-------- MATERIAL PROVIDED --------

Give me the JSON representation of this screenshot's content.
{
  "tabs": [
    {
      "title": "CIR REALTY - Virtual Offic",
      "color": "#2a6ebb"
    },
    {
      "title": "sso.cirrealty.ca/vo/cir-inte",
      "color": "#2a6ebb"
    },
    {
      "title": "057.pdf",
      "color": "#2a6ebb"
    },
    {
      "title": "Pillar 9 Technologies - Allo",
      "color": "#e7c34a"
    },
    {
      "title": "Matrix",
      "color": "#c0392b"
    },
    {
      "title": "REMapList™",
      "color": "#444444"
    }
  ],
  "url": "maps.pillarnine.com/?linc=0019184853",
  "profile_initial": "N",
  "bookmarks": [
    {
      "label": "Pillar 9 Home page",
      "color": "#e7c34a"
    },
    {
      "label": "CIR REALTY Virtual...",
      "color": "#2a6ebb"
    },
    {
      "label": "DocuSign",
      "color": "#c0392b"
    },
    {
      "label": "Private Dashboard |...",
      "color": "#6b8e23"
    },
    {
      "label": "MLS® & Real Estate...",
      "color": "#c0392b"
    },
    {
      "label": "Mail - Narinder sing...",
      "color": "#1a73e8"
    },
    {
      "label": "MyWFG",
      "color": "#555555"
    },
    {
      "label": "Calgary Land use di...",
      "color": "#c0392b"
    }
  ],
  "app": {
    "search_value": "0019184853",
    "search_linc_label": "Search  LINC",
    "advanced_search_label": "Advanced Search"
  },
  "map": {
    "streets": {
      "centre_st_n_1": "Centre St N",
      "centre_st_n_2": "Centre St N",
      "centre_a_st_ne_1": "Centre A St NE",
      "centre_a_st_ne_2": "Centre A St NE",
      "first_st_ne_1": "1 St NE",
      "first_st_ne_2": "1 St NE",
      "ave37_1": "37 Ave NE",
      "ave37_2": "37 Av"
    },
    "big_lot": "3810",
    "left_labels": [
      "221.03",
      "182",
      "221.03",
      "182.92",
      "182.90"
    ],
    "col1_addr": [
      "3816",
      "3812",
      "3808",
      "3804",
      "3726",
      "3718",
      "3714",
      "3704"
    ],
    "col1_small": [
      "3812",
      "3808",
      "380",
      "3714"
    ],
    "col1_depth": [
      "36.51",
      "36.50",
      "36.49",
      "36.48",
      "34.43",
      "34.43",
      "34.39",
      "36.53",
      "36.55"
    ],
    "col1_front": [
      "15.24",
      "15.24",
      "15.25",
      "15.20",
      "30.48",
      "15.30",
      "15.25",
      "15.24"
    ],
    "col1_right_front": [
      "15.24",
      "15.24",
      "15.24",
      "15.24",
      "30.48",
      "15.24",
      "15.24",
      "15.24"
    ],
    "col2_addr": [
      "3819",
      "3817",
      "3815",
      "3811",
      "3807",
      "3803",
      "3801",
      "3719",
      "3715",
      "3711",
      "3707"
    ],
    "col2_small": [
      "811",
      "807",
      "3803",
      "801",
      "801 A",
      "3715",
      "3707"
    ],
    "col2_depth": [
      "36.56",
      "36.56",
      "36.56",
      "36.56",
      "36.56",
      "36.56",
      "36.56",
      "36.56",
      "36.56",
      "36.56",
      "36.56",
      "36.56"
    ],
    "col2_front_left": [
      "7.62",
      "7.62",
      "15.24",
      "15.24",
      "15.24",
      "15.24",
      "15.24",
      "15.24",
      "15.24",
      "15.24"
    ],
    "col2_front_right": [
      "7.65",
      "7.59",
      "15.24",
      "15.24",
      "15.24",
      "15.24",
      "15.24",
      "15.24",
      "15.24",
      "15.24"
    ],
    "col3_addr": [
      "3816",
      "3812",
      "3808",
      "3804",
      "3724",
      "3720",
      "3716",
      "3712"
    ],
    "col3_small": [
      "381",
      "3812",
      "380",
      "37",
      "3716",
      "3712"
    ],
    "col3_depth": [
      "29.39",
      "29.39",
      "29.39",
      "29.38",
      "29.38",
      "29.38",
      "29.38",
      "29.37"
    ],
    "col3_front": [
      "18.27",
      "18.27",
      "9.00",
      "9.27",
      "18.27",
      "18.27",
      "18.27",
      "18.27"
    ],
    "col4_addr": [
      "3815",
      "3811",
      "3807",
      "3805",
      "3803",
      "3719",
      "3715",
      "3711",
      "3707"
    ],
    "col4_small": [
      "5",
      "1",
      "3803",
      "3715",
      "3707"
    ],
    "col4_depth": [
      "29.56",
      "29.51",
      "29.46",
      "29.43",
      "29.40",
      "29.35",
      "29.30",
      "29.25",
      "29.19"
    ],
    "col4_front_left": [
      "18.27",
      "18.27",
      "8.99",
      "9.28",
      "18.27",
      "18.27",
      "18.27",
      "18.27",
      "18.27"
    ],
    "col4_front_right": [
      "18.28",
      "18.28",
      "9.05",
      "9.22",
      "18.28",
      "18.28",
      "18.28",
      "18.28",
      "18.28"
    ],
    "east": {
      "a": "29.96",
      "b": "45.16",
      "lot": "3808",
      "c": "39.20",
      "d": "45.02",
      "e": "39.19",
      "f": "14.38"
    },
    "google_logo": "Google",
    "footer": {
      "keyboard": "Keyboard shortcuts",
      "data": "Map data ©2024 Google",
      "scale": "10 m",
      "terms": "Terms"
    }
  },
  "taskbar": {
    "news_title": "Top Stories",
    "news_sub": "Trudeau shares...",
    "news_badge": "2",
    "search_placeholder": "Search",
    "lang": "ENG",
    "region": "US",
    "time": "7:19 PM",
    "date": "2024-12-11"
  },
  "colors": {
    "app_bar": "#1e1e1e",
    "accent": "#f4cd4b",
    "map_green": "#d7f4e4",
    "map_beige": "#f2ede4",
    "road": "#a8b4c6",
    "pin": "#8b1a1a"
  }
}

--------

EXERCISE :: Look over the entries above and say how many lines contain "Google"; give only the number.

RESPONSE :: 2